Other folks have reported similar issues with Edge asserting itself dressed in Chrome's data since installing the update, though security researcher Zach Edwards noted on X/Twitter that Microsoft may have an excuse this time. Screens in the update installation steps mention Edge will "regularly bring in data from other browsers available on your Windows device."
It's all out in the open – somewhat – since Microsoft stuck a brief mention of it in splash screens with the installation of the infamous KB5034204 update.
Beyond the issues with Edge, KB5034204 appears to have a number of issues affecting lots of Windows 11 users, as evidenced by a Reddit thread posted a few days after its rollout. Users have reported failed installations and boot issues, while other sites have reported broken apps, file explorer and taskbar trouble and other issues. We've reached out to Microsoft again to inquire about broader problems with KB5034204, but haven't heard back about that, either.
Regardless of whether Microsoft asked permission for Edge to ingest data from other browsers in that update, the issue isn't new - it's well documented in forum posts and help requests.
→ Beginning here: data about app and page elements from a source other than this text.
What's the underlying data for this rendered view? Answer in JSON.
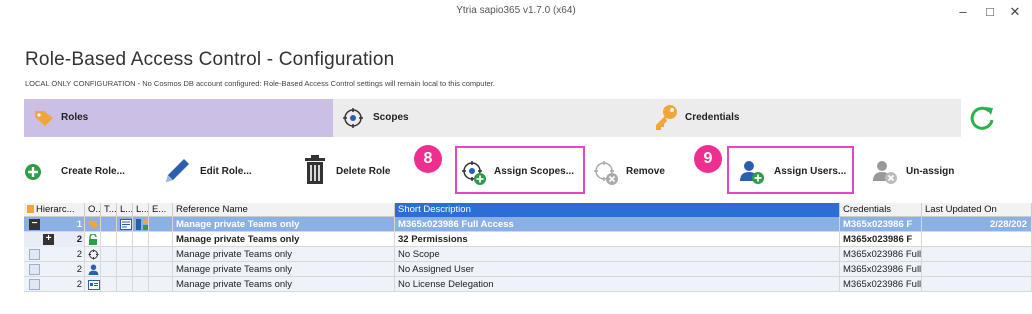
{
  "window": {
    "title": "Ytria sapio365 v1.7.0 (x64)",
    "minimize": "–",
    "maximize": "□",
    "close": "✕"
  },
  "page": {
    "title": "Role-Based Access Control - Configuration",
    "subtitle": "LOCAL ONLY CONFIGURATION - No Cosmos DB account configured: Role-Based Access Control settings will remain local to this computer."
  },
  "tabs": [
    {
      "label": "Roles",
      "icon": "tag-icon",
      "active": true
    },
    {
      "label": "Scopes",
      "icon": "scope-icon",
      "active": false
    },
    {
      "label": "Credentials",
      "icon": "key-icon",
      "active": false
    }
  ],
  "toolbar": {
    "create_role": "Create Role...",
    "edit_role": "Edit Role...",
    "delete_role": "Delete Role",
    "assign_scopes": "Assign Scopes...",
    "remove": "Remove",
    "assign_users": "Assign Users...",
    "unassign": "Un-assign"
  },
  "callouts": {
    "scopes_step": "8",
    "users_step": "9"
  },
  "colors": {
    "accent": "#cbbfe5",
    "highlight": "#e645c8",
    "badge": "#ee2f8f",
    "selected_row": "#8bb0e4",
    "header_selected": "#2a6ed6",
    "refresh": "#2bb24c",
    "add": "#2e9e46"
  },
  "grid": {
    "columns": [
      "Hierarc...",
      "O...",
      "T...",
      "L...",
      "L...",
      "E...",
      "Reference Name",
      "Short Description",
      "Credentials",
      "Last Updated On"
    ],
    "rows": [
      {
        "level": 1,
        "expander": "−",
        "hierarchy": "1",
        "reference_name": "Manage private Teams only",
        "short_description": "M365x023986 Full Access",
        "credentials": "M365x023986 F",
        "last_updated": "2/28/202"
      },
      {
        "level": 2,
        "expander": "+",
        "hierarchy": "2",
        "reference_name": "Manage private Teams only",
        "short_description": "32 Permissions",
        "credentials": "M365x023986 F",
        "last_updated": ""
      },
      {
        "level": 3,
        "expander": "",
        "hierarchy": "2",
        "reference_name": "Manage private Teams only",
        "short_description": "No Scope",
        "credentials": "M365x023986 Full",
        "last_updated": ""
      },
      {
        "level": 3,
        "expander": "",
        "hierarchy": "2",
        "reference_name": "Manage private Teams only",
        "short_description": "No Assigned User",
        "credentials": "M365x023986 Full",
        "last_updated": ""
      },
      {
        "level": 3,
        "expander": "",
        "hierarchy": "2",
        "reference_name": "Manage private Teams only",
        "short_description": "No License Delegation",
        "credentials": "M365x023986 Full",
        "last_updated": ""
      }
    ]
  }
}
We've asked Microsoft for an explanation, and while we're told they're looking into it, we have yet to receive an actual response.
In the meantime, best to hold off installing the latest round of Windows 11 updates until Microsoft patches the patch. Or explains itself. Ah, who are we kidding. We've asked for comment. ®
Updated to add
Microsoft has so far declined to comment. A person familiar with the kerfuffle who has visibility into the Windows giant, though who did not want to be identified, told us it appears that "if a user chose continuous import in the Edge first run experience on some other device, this state may be syncing incorrectly across their devices. This is not the intended feature experience." We're assured that Microsoft is addressing it for the next Edge Stable release.